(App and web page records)
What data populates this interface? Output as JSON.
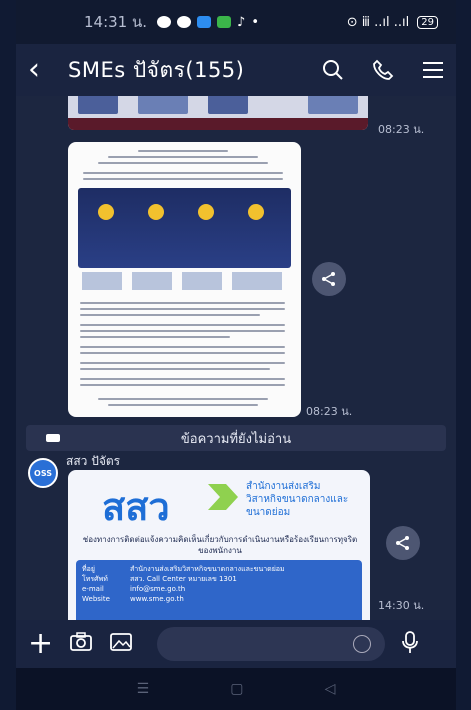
{
  "status_bar": {
    "time": "14:31 น.",
    "right": "⊙ ⅲ ..ıl ..ıl",
    "battery": "29"
  },
  "header": {
    "title": "SMEs ปัจัตร(155)"
  },
  "messages": {
    "img_time": "08:23 น.",
    "doc_time": "08:23 น.",
    "card_time": "14:30 น."
  },
  "unread_divider": "ข้อความที่ยังไม่อ่าน",
  "sender": {
    "name": "สสว ปัจัตร",
    "avatar_text": "OSS"
  },
  "card": {
    "logo": "สสว",
    "org": "สำนักงานส่งเสริมวิสาหกิจขนาดกลางและขนาดย่อม",
    "intro": "ช่องทางการติดต่อแจ้งความคิดเห็นเกี่ยวกับการดำเนินงานหรือร้องเรียนการทุจริตของพนักงาน",
    "rows": [
      {
        "k": "ที่อยู่",
        "v": "สำนักงานส่งเสริมวิสาหกิจขนาดกลางและขนาดย่อม"
      },
      {
        "k": "โทรศัพท์",
        "v": "สสว. Call Center หมายเลข 1301"
      },
      {
        "k": "e-mail",
        "v": "info@sme.go.th"
      },
      {
        "k": "Website",
        "v": "www.sme.go.th"
      }
    ]
  },
  "colors": {
    "accent": "#1e6ed6",
    "card_blue": "#2f66c9"
  }
}
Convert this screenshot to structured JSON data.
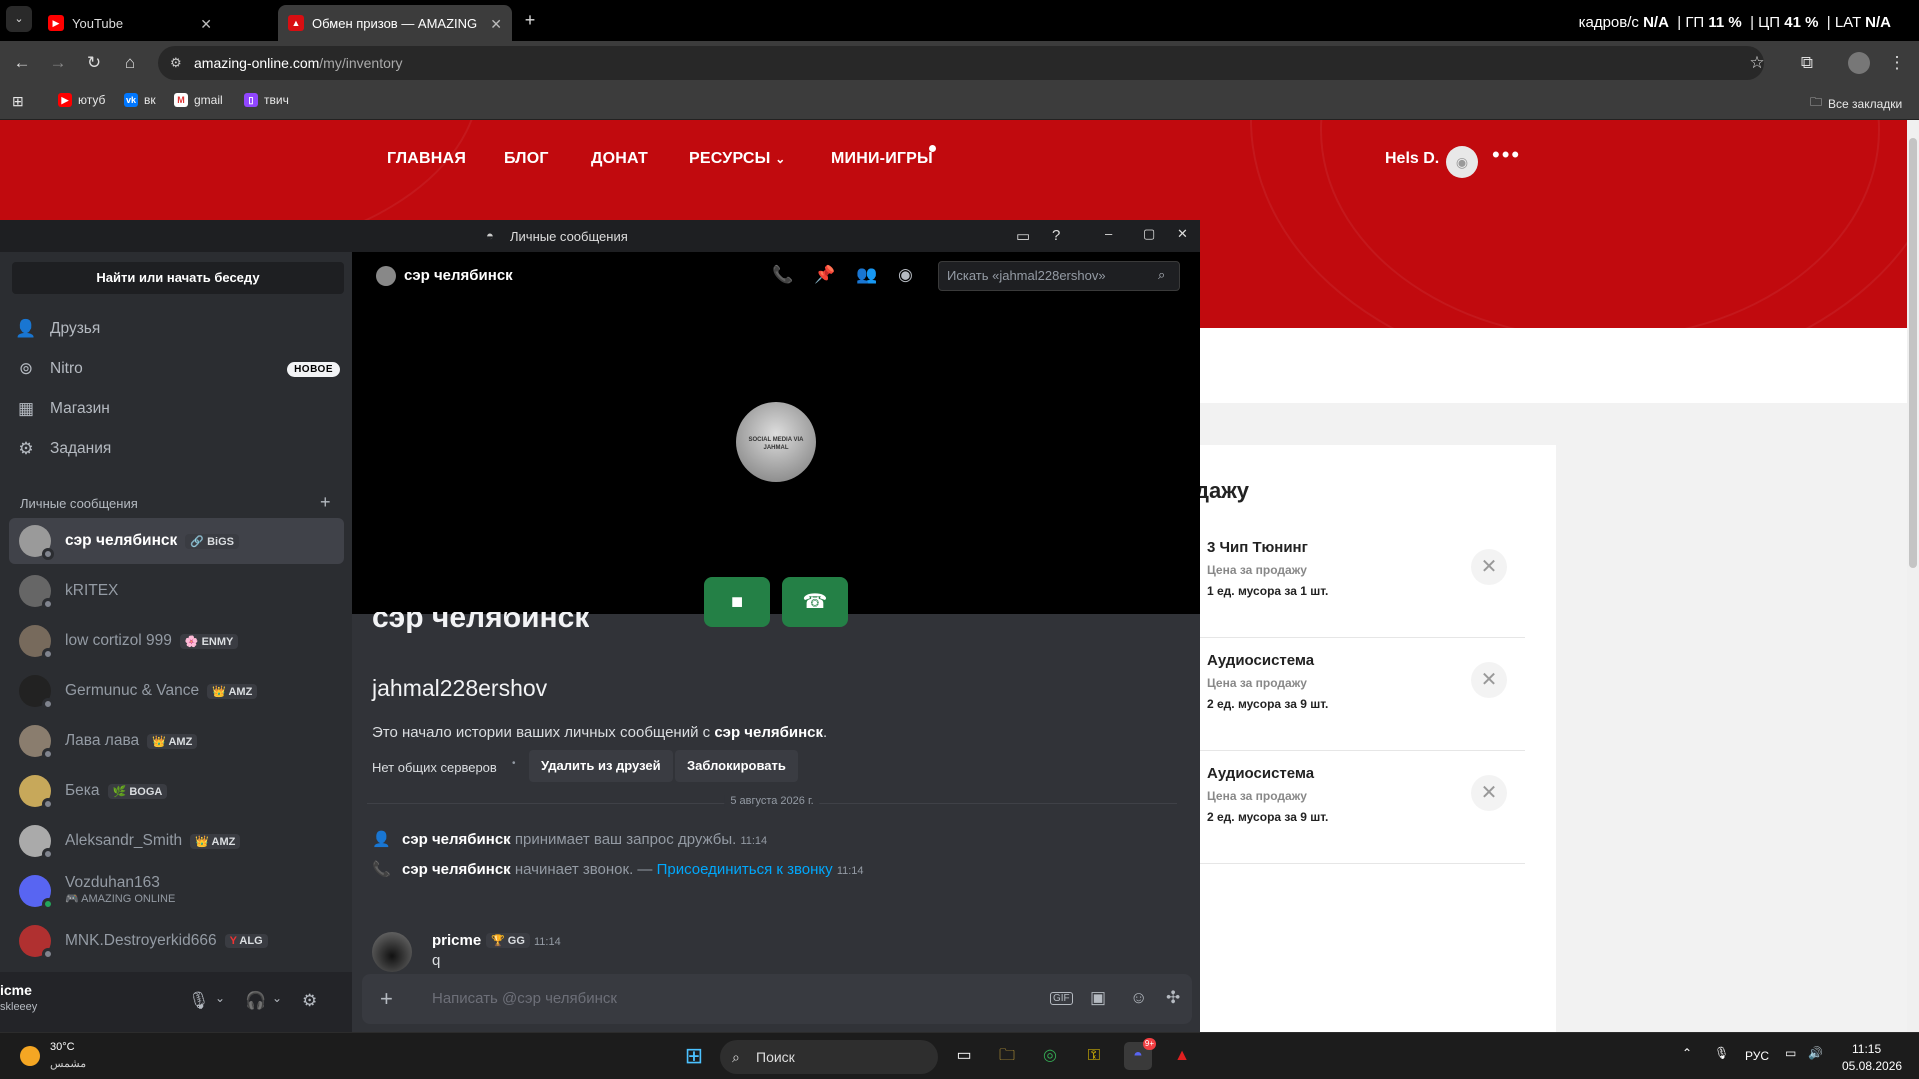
{
  "browser": {
    "tabs": [
      {
        "label": "YouTube",
        "icon": "youtube-icon"
      },
      {
        "label": "Обмен призов — AMAZING O",
        "icon": "amazing-logo-icon"
      }
    ],
    "url_host": "amazing-online.com",
    "url_path": "/my/inventory",
    "bookmarks": [
      "ютуб",
      "вк",
      "gmail",
      "твич"
    ],
    "all_bookmarks": "Все закладки",
    "overlay_stats": {
      "fps_label": "кадров/с",
      "fps_value": "N/A",
      "gpu_label": "ГП",
      "gpu_value": "11 %",
      "cpu_label": "ЦП",
      "cpu_value": "41 %",
      "lat_label": "LAT",
      "lat_value": "N/A"
    }
  },
  "site": {
    "nav": [
      "ГЛАВНАЯ",
      "БЛОГ",
      "ДОНАТ",
      "РЕСУРСЫ",
      "МИНИ-ИГРЫ"
    ],
    "user": "Hels D.",
    "card_title": "дажу",
    "items": [
      {
        "name": "3 Чип Тюнинг",
        "sub": "Цена за продажу",
        "price": "1 ед. мусора за 1 шт."
      },
      {
        "name": "Аудиосистема",
        "sub": "Цена за продажу",
        "price": "2 ед. мусора за 9 шт."
      },
      {
        "name": "Аудиосистема",
        "sub": "Цена за продажу",
        "price": "2 ед. мусора за 9 шт."
      }
    ]
  },
  "discord": {
    "window_title": "Личные сообщения",
    "search_button": "Найти или начать беседу",
    "menu": [
      {
        "label": "Друзья",
        "icon": "friends-icon"
      },
      {
        "label": "Nitro",
        "icon": "nitro-icon",
        "badge": "НОВОЕ"
      },
      {
        "label": "Магазин",
        "icon": "shop-icon"
      },
      {
        "label": "Задания",
        "icon": "quests-icon"
      }
    ],
    "dm_header": "Личные сообщения",
    "dms": [
      {
        "name": "сэр челябинск",
        "tag": "BiGS",
        "tag_icon": "🔗"
      },
      {
        "name": "kRITEX",
        "tag": ""
      },
      {
        "name": "low cortizol 999",
        "tag": "ENMY",
        "tag_icon": "🌸"
      },
      {
        "name": "Germunuc & Vance",
        "tag": "AMZ",
        "tag_icon": "👑"
      },
      {
        "name": "Лава лава",
        "tag": "AMZ",
        "tag_icon": "👑"
      },
      {
        "name": "Бека",
        "tag": "BOGA",
        "tag_icon": "🌿"
      },
      {
        "name": "Aleksandr_Smith",
        "tag": "AMZ",
        "tag_icon": "👑"
      },
      {
        "name": "Vozduhan163",
        "sub": "AMAZING ONLINE",
        "tag": ""
      },
      {
        "name": "MNK.Destroyerkid666",
        "tag": "ALG",
        "tag_icon": "Y"
      }
    ],
    "user_panel": {
      "name": "icme",
      "sub": "skleeey"
    },
    "chat": {
      "name": "сэр челябинск",
      "search_placeholder": "Искать «jahmal228ershov»",
      "big_name": "сэр челябинск",
      "handle": "jahmal228ershov",
      "intro_prefix": "Это начало истории ваших личных сообщений с ",
      "intro_name": "сэр челябинск",
      "intro_suffix": ".",
      "mutual": "Нет общих серверов",
      "remove_friend": "Удалить из друзей",
      "block": "Заблокировать",
      "date_divider": "5 августа 2026 г.",
      "sys1_name": "сэр челябинск",
      "sys1_text": "принимает ваш запрос дружбы.",
      "sys1_time": "11:14",
      "sys2_name": "сэр челябинск",
      "sys2_text": "начинает звонок. —",
      "sys2_link": "Присоединиться к звонку",
      "sys2_time": "11:14",
      "msg_author": "pricme",
      "msg_tag": "GG",
      "msg_time": "11:14",
      "msg_text": "q",
      "composer_placeholder": "Написать @сэр челябинск",
      "call_avatar_text": "SOCIAL MEDIA VIA JAHMAL"
    }
  },
  "taskbar": {
    "weather_temp": "30°C",
    "weather_desc": "مشمس",
    "search": "Поиск",
    "lang": "РУС",
    "time": "11:15",
    "date": "05.08.2026",
    "discord_badge": "9+"
  }
}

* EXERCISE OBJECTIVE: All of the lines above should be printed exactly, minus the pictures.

* EXERCISE RESULT:
What data populates this interface? Output as JSON.
{
  "status_bar": {
    "time": "14:31 น.",
    "right": "⊙ ⅲ ..ıl ..ıl",
    "battery": "29"
  },
  "header": {
    "title": "SMEs ปัจัตร(155)"
  },
  "messages": {
    "img_time": "08:23 น.",
    "doc_time": "08:23 น.",
    "card_time": "14:30 น."
  },
  "unread_divider": "ข้อความที่ยังไม่อ่าน",
  "sender": {
    "name": "สสว ปัจัตร",
    "avatar_text": "OSS"
  },
  "card": {
    "logo": "สสว",
    "org": "สำนักงานส่งเสริมวิสาหกิจขนาดกลางและขนาดย่อม",
    "intro": "ช่องทางการติดต่อแจ้งความคิดเห็นเกี่ยวกับการดำเนินงานหรือร้องเรียนการทุจริตของพนักงาน",
    "rows": [
      {
        "k": "ที่อยู่",
        "v": "สำนักงานส่งเสริมวิสาหกิจขนาดกลางและขนาดย่อม"
      },
      {
        "k": "โทรศัพท์",
        "v": "สสว. Call Center หมายเลข 1301"
      },
      {
        "k": "e-mail",
        "v": "info@sme.go.th"
      },
      {
        "k": "Website",
        "v": "www.sme.go.th"
      }
    ]
  },
  "colors": {
    "accent": "#1e6ed6",
    "card_blue": "#2f66c9"
  }
}
Convert this screenshot to structured JSON data.
{
  "browser": {
    "tabs": [
      {
        "label": "YouTube",
        "icon": "youtube-icon"
      },
      {
        "label": "Обмен призов — AMAZING O",
        "icon": "amazing-logo-icon"
      }
    ],
    "url_host": "amazing-online.com",
    "url_path": "/my/inventory",
    "bookmarks": [
      "ютуб",
      "вк",
      "gmail",
      "твич"
    ],
    "all_bookmarks": "Все закладки",
    "overlay_stats": {
      "fps_label": "кадров/с",
      "fps_value": "N/A",
      "gpu_label": "ГП",
      "gpu_value": "11 %",
      "cpu_label": "ЦП",
      "cpu_value": "41 %",
      "lat_label": "LAT",
      "lat_value": "N/A"
    }
  },
  "site": {
    "nav": [
      "ГЛАВНАЯ",
      "БЛОГ",
      "ДОНАТ",
      "РЕСУРСЫ",
      "МИНИ-ИГРЫ"
    ],
    "user": "Hels D.",
    "card_title": "дажу",
    "items": [
      {
        "name": "3 Чип Тюнинг",
        "sub": "Цена за продажу",
        "price": "1 ед. мусора за 1 шт."
      },
      {
        "name": "Аудиосистема",
        "sub": "Цена за продажу",
        "price": "2 ед. мусора за 9 шт."
      },
      {
        "name": "Аудиосистема",
        "sub": "Цена за продажу",
        "price": "2 ед. мусора за 9 шт."
      }
    ]
  },
  "discord": {
    "window_title": "Личные сообщения",
    "search_button": "Найти или начать беседу",
    "menu": [
      {
        "label": "Друзья",
        "icon": "friends-icon"
      },
      {
        "label": "Nitro",
        "icon": "nitro-icon",
        "badge": "НОВОЕ"
      },
      {
        "label": "Магазин",
        "icon": "shop-icon"
      },
      {
        "label": "Задания",
        "icon": "quests-icon"
      }
    ],
    "dm_header": "Личные сообщения",
    "dms": [
      {
        "name": "сэр челябинск",
        "tag": "BiGS",
        "tag_icon": "🔗"
      },
      {
        "name": "kRITEX",
        "tag": ""
      },
      {
        "name": "low cortizol 999",
        "tag": "ENMY",
        "tag_icon": "🌸"
      },
      {
        "name": "Germunuc & Vance",
        "tag": "AMZ",
        "tag_icon": "👑"
      },
      {
        "name": "Лава лава",
        "tag": "AMZ",
        "tag_icon": "👑"
      },
      {
        "name": "Бека",
        "tag": "BOGA",
        "tag_icon": "🌿"
      },
      {
        "name": "Aleksandr_Smith",
        "tag": "AMZ",
        "tag_icon": "👑"
      },
      {
        "name": "Vozduhan163",
        "sub": "AMAZING ONLINE",
        "tag": ""
      },
      {
        "name": "MNK.Destroyerkid666",
        "tag": "ALG",
        "tag_icon": "Y"
      }
    ],
    "user_panel": {
      "name": "icme",
      "sub": "skleeey"
    },
    "chat": {
      "name": "сэр челябинск",
      "search_placeholder": "Искать «jahmal228ershov»",
      "big_name": "сэр челябинск",
      "handle": "jahmal228ershov",
      "intro_prefix": "Это начало истории ваших личных сообщений с ",
      "intro_name": "сэр челябинск",
      "intro_suffix": ".",
      "mutual": "Нет общих серверов",
      "remove_friend": "Удалить из друзей",
      "block": "Заблокировать",
      "date_divider": "5 августа 2026 г.",
      "sys1_name": "сэр челябинск",
      "sys1_text": "принимает ваш запрос дружбы.",
      "sys1_time": "11:14",
      "sys2_name": "сэр челябинск",
      "sys2_text": "начинает звонок. —",
      "sys2_link": "Присоединиться к звонку",
      "sys2_time": "11:14",
      "msg_author": "pricme",
      "msg_tag": "GG",
      "msg_time": "11:14",
      "msg_text": "q",
      "composer_placeholder": "Написать @сэр челябинск",
      "call_avatar_text": "SOCIAL MEDIA VIA JAHMAL"
    }
  },
  "taskbar": {
    "weather_temp": "30°C",
    "weather_desc": "مشمس",
    "search": "Поиск",
    "lang": "РУС",
    "time": "11:15",
    "date": "05.08.2026",
    "discord_badge": "9+"
  }
}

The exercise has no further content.